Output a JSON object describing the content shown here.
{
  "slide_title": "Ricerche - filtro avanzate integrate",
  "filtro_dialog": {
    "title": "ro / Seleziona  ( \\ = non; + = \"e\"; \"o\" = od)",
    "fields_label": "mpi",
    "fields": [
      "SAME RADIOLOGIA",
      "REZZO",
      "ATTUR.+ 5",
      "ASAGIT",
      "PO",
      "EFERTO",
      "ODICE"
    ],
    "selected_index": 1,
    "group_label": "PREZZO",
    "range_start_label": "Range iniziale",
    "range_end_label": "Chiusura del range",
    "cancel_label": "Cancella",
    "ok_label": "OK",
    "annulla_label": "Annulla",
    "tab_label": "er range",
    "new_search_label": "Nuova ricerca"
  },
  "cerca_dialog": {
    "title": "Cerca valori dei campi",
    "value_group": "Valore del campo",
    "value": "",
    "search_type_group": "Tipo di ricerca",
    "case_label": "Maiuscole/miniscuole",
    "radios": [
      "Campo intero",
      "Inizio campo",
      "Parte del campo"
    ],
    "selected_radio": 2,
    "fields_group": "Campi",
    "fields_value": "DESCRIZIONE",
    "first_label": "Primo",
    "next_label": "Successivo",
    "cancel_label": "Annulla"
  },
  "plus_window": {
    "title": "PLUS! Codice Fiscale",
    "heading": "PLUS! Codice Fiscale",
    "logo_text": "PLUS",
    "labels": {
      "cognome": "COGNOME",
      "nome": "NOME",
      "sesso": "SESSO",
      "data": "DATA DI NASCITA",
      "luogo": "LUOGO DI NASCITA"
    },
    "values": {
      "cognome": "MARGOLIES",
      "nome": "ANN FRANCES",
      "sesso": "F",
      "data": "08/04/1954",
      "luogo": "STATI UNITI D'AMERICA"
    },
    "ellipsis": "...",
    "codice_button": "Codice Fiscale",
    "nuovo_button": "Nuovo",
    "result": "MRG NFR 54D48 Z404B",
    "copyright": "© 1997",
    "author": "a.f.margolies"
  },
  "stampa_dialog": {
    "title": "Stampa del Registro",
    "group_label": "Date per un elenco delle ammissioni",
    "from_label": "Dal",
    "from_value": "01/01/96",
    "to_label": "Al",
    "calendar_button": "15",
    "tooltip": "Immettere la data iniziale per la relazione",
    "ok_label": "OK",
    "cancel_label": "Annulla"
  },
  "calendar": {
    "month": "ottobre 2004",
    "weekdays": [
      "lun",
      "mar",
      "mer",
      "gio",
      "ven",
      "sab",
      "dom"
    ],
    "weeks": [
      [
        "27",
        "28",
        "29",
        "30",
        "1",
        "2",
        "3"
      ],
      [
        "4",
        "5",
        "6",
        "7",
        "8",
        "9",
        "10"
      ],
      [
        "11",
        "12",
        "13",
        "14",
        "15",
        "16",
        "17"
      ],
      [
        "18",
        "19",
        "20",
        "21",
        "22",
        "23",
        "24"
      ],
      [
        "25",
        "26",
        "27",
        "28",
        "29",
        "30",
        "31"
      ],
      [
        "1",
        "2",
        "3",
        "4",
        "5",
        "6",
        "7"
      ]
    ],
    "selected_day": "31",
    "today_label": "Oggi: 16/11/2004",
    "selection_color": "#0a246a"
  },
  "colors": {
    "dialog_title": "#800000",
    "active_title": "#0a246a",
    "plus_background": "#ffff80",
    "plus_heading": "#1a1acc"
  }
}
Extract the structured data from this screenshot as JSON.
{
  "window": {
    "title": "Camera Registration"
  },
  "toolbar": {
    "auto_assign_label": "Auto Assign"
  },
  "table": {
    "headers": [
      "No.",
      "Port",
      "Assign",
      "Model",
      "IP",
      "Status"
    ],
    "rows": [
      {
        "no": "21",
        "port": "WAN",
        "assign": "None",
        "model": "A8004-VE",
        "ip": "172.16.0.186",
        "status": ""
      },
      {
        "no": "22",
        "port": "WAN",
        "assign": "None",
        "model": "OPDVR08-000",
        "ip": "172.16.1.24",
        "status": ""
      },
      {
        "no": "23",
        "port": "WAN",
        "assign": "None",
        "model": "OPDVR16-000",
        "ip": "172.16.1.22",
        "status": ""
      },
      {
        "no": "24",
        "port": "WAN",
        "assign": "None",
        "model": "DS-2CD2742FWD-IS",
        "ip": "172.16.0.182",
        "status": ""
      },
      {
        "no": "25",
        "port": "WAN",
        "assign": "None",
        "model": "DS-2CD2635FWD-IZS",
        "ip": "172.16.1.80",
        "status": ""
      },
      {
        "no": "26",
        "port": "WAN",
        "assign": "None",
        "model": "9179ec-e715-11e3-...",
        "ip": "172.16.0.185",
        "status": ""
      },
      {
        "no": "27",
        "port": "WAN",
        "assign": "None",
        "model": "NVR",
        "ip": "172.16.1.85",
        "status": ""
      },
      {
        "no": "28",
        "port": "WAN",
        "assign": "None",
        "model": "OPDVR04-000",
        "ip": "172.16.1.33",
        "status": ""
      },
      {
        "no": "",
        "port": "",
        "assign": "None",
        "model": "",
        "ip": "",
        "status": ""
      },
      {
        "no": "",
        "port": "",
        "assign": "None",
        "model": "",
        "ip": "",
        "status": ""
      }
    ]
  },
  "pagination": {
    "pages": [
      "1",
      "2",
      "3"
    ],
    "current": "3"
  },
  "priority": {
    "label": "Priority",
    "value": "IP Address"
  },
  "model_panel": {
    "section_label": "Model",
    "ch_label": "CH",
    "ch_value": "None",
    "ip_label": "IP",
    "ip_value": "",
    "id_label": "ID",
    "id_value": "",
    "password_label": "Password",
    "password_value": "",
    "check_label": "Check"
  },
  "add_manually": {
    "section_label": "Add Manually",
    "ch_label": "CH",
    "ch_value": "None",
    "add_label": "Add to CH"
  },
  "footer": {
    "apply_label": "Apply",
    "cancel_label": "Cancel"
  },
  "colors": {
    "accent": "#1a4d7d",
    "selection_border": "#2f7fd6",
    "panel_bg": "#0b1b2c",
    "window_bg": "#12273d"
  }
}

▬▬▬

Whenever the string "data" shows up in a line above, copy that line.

      "data": "DATA DI NASCITA",
      "data": "08/04/1954",
    "tooltip": "Immettere la data iniziale per la relazione",
Extract the structured data from this screenshot as JSON.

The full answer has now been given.